Pat Robertson may be wrong, but so are academic and media elites
When I was a student at Christ for the Nations School of Missions, I learned about the so-called “pact with the devil” that the African slaves of Haiti made to free themselves from the French. Later I learned about the so-called “renewal of the covenant” presumably made by Aristide in 2003 where he officially recognized Voodooism as a state religion. When the earthquake struck Haiti, I knew that it was only a matter of time before a televangelist would say something that the media would pick up and allow themselves yet another opportunity to paint evangelicals in a negative light. While I agree that Pat Robertson’s comments were embarrassing and offensive (For the record: I don’t think that anyone should ever claim they have divine knowledge as to why a specific natural disaster occurs. Luke 13:2-5 speaks loudly against that), I also think that the reaction of the secular media and some in the progressive faith community has been—good intentions not withstanding—condescending.

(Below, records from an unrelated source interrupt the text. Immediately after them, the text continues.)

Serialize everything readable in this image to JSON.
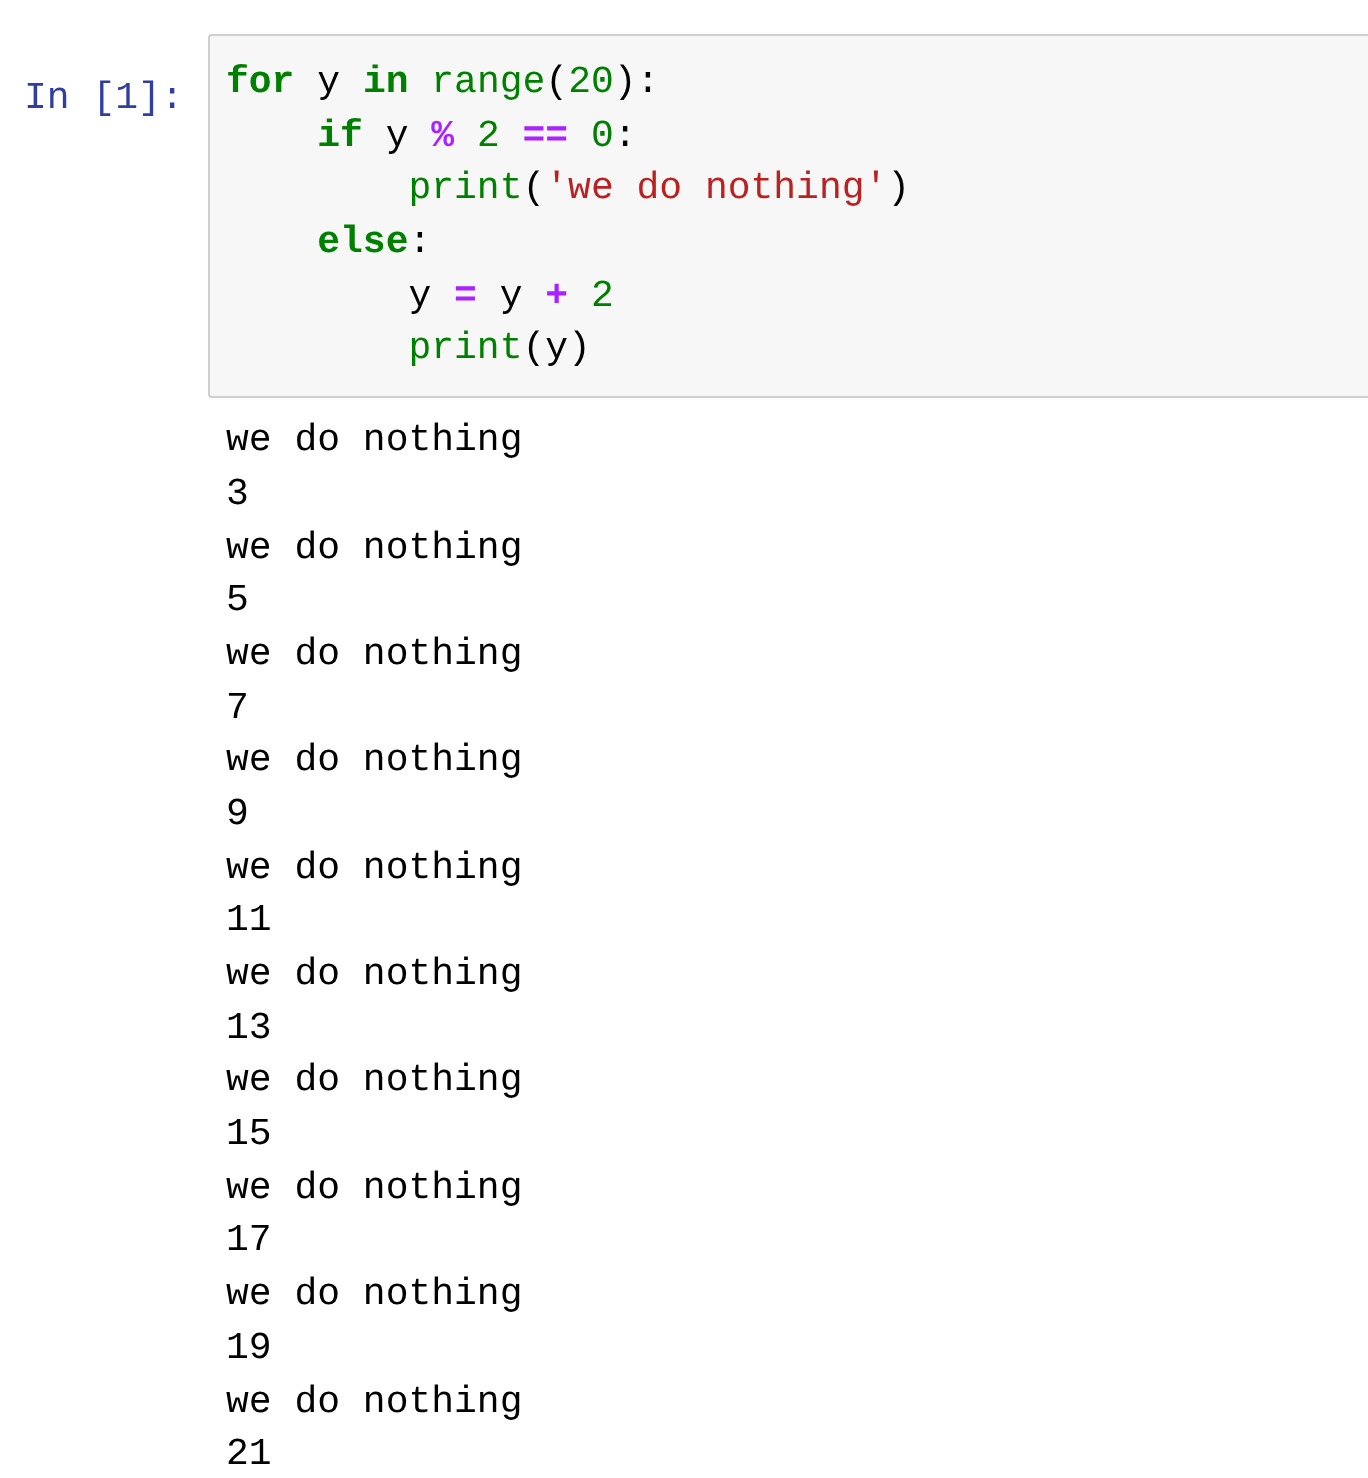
{
  "cell": {
    "prompt": "In [1]:",
    "code_lines": [
      {
        "tokens": [
          {
            "kind": "keyword",
            "text": "for"
          },
          {
            "kind": "text",
            "text": " y "
          },
          {
            "kind": "keyword",
            "text": "in"
          },
          {
            "kind": "builtin",
            "text": " range"
          },
          {
            "kind": "text",
            "text": "("
          },
          {
            "kind": "number",
            "text": "20"
          },
          {
            "kind": "text",
            "text": "):"
          }
        ]
      },
      {
        "tokens": [
          {
            "kind": "keyword",
            "text": "    if"
          },
          {
            "kind": "text",
            "text": " y "
          },
          {
            "kind": "operator",
            "text": "% "
          },
          {
            "kind": "number",
            "text": "2 "
          },
          {
            "kind": "operator",
            "text": "== "
          },
          {
            "kind": "number",
            "text": "0"
          },
          {
            "kind": "text",
            "text": ":"
          }
        ]
      },
      {
        "tokens": [
          {
            "kind": "builtin",
            "text": "        print"
          },
          {
            "kind": "text",
            "text": "("
          },
          {
            "kind": "string",
            "text": "'we do nothing'"
          },
          {
            "kind": "text",
            "text": ")"
          }
        ]
      },
      {
        "tokens": [
          {
            "kind": "keyword",
            "text": "    else"
          },
          {
            "kind": "text",
            "text": ":"
          }
        ]
      },
      {
        "tokens": [
          {
            "kind": "text",
            "text": "        y "
          },
          {
            "kind": "operator",
            "text": "="
          },
          {
            "kind": "text",
            "text": " y "
          },
          {
            "kind": "operator",
            "text": "+ "
          },
          {
            "kind": "number",
            "text": "2"
          }
        ]
      },
      {
        "tokens": [
          {
            "kind": "builtin",
            "text": "        print"
          },
          {
            "kind": "text",
            "text": "(y)"
          }
        ]
      }
    ]
  },
  "output_lines": [
    "we do nothing",
    "3",
    "we do nothing",
    "5",
    "we do nothing",
    "7",
    "we do nothing",
    "9",
    "we do nothing",
    "11",
    "we do nothing",
    "13",
    "we do nothing",
    "15",
    "we do nothing",
    "17",
    "we do nothing",
    "19",
    "we do nothing",
    "21"
  ]
}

Perhaps I’m overly sensitive about this. A couple of weeks ago my wife and I visited a peace-oriented church in Albuquerque. After the service I struck up a conversation with a guy that asked me what I do for a living. I told him that I’m a missionary that travels the world and that I lived in Africa for a period of time. When I told him about how missionaries view most African traditional religious practices as demonic, the reaction I got was “Um…oh…that’s nice. I’m sure you see some value in traditional African religious practices (aka withcraft)…don’t you?” I told him the truth. No I don’t.
Here’s the ironic part. While I’m sure that this man felt justified in his appreciation for traditional African culture over and against the supposed mentality of “culturally imperialistic” missionaries, the reality is that millions of African Christians—and I suspect Hatian Christians as well—would agree with me, not him. One of the reasons why Christianity has exploded in Africa, and countries of African descent like Haiti, is because African social systems are structured around fear of evil spirits. Unlike in the West, where the predominant salvation model centers around guilt/forgiveness, in African societies people place their faith in Christ because they view the message of the Resurrection as a cosmic defeat over the power of demonic forces. This is why when Africans (and/ or people of African descent) read their Bibles, most don’t read through the prism of Western liberalism. They take what the Bible says about the supernatural at face value.

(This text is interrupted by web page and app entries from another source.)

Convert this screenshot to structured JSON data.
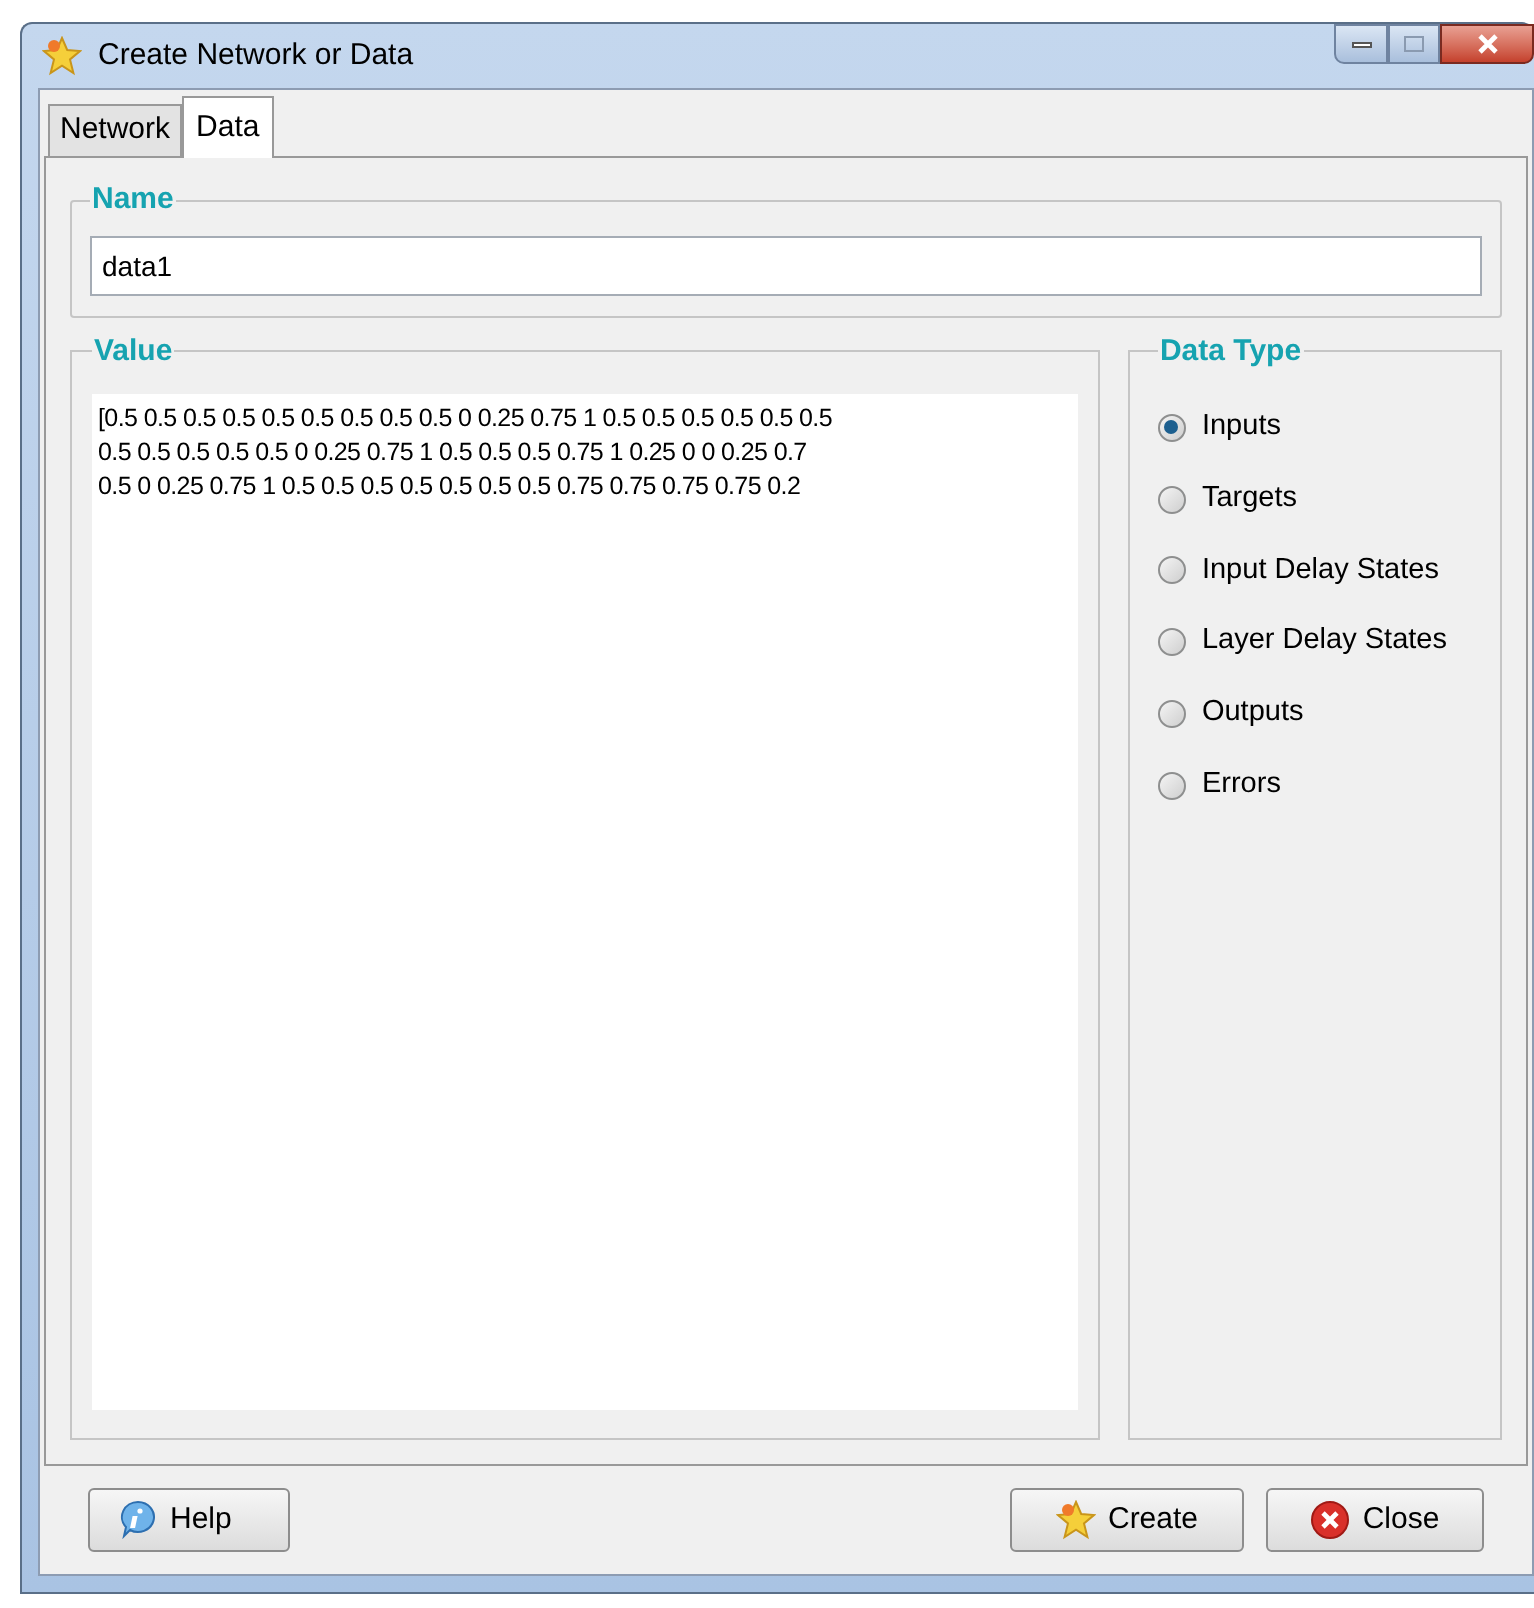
{
  "window": {
    "title": "Create Network or Data"
  },
  "tabs": [
    {
      "label": "Network",
      "selected": false
    },
    {
      "label": "Data",
      "selected": true
    }
  ],
  "name_group": {
    "title": "Name",
    "value": "data1"
  },
  "value_group": {
    "title": "Value",
    "lines": [
      "[0.5 0.5 0.5 0.5 0.5 0.5 0.5 0.5 0.5 0 0.25 0.75 1 0.5 0.5 0.5 0.5 0.5 0.5",
      "0.5 0.5 0.5 0.5 0.5 0 0.25 0.75 1 0.5 0.5 0.5 0.75 1 0.25 0 0 0.25 0.7",
      "0.5 0 0.25 0.75 1 0.5 0.5 0.5 0.5 0.5 0.5 0.5 0.75 0.75 0.75 0.75 0.2"
    ]
  },
  "data_type": {
    "title": "Data Type",
    "options": [
      {
        "label": "Inputs",
        "selected": true
      },
      {
        "label": "Targets",
        "selected": false
      },
      {
        "label": "Input Delay States",
        "selected": false
      },
      {
        "label": "Layer Delay States",
        "selected": false
      },
      {
        "label": "Outputs",
        "selected": false
      },
      {
        "label": "Errors",
        "selected": false
      }
    ]
  },
  "buttons": [
    {
      "label": "Help",
      "kind": "help"
    },
    {
      "label": "Create",
      "kind": "create"
    },
    {
      "label": "Close",
      "kind": "close"
    }
  ]
}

Western liberal academia might scoff at the idea that idolatry leads to poverty, but for millions of African Christians, the dots were connected a long time ago. They themselves are fighting against sorcery and witchcraft in their spiritual warfare conferences—without the prodding of Western missionaries. And for good reason. Witchcraft is a poor moral base to build a prosperous society. When people are afraid to succeed in their jobs or businesses because they fear their neighbor will place a deadly curse on them, that’s bad news for the economy. Most African Christian leaders recognize this. This is why when Western media and religious elites treat witchcraft/voodooism as a harmless practice that may or may not be compatible with Christianity, what they’re really doing is trivializing the beliefs of millions of African Christians—a sort of paternalism in reverse if you will.
Lest I be misunderstood, I’m not saying that idolatry/witchcraft/voodooism is the only factor perpetuating poverty in African societies. Certainly the legacy of slavery and colonialism, unfair trade laws, Western interference in internal political affairs and—insert your political injustice here—have all played a role in keeping Africans and people of African descent in economic slavery. But if we in the West want to partner with African- background Christians to bring about social justice in their respective countries, then we need to take their worldview a bit more seriously. If you don’t believe me, read Philip Jenkin’s book The Next Christendom or, better yet, watch any film made in Nigeria. I can’t speak for every African and/or Hatian Christian, but my sense is that while many would be offended by Robertson’s comments, most would also tell us that if African societies are to progress into the 21st century, then both physical and spiritual issues will need to be addressed.